As with many issues, consumers all over the world are turning to the internet for information. This includes everything from movie reviews, political opinion, car part specifications, genealogical research and health information. There is a problem, however, and I call it the wikidization of information.
Wikipedia is an outstanding collaborative work of volunteers to catalog and define almost everything in the world. The problem is that it is not peer reviewed, it is subject to a loose editorial control at best and can be flat out wrong. This is not to say that it does not serve a useful purpose. It is a great starting point to frame a debate or determine the level of controversy around a topic. It is unacceptable as a research reference in scholarly work.
People rarely know how to reach out for source documentation on a topic. They often stop at the first piece of information which confirms their preconceived notions. Rarely do they consider the possible biases of information sources and too frequently distrust official sites, believing them to be dishonest or unscrupulous.
For example, many people seek out a low calorie diet. Concerned by the claims raised in the 1970s about saccharin, they seek out “natural” sugar substitutes. This can be unrefined sugars, molasses and products such as stevia. What few
Stevia is not approved as a food ingredient in the
This has led to uninformed decisions about food and how we eat. In my opinion, a balanced, sensible diet – coupled with exercise – is the key to a healthy, happy life. Individuals need to make informed decisions and resist being swayed by questionable or inflammatory information. The American Council on Science and Health encourages individuals to seek information from reliable sources. From the abovementioned publication;

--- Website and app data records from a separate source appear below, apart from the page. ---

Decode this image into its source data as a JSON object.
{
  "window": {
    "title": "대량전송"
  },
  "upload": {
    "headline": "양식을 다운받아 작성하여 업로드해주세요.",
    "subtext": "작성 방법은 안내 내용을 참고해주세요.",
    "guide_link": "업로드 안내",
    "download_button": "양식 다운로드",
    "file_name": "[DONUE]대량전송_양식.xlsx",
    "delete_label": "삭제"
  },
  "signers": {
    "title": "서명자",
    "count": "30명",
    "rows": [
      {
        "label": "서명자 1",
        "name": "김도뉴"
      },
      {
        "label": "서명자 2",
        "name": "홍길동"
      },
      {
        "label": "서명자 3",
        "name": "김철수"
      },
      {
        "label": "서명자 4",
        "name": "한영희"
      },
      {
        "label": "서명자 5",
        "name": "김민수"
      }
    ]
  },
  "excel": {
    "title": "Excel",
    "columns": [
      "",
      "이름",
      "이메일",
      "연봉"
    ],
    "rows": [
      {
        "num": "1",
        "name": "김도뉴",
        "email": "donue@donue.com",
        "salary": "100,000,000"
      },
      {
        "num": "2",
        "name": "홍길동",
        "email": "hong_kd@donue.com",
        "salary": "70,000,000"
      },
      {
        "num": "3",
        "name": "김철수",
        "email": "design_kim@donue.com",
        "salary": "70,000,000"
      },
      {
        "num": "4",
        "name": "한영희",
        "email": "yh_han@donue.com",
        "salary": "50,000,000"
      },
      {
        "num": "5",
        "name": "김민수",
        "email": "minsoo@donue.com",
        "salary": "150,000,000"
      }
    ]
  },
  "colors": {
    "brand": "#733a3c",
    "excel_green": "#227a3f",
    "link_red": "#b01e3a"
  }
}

Distinguishing between reliable and unreliable information sources on the World Wide Web can be challenging. Simply entering a topic into an Internet search engine is not the best way to obtain science-based advice. A better approach is to visit trustworthy health-related Web sites, such as the National Library of Medicine site, the U.S. government’s health clearinghouse site, the sites of government agencies such as the Food and Drug Administration or the U.S. Department of Agriculture, or the sites of trusted professional organizations or voluntary groups such as the American Dietetic Association, the American Heart Association, or the American Cancer Society , and then search within the collections of documents at these sites for information on a specific topic. In instances where something sounds too good — or too horrible — to be true, it’s also a good idea to see whether the topic in question is discussed on the Urban Legends Reference Pages and/or Quackwatch. Both sites are reliable, and they are frequently updated with new information about various health myths and misinformation.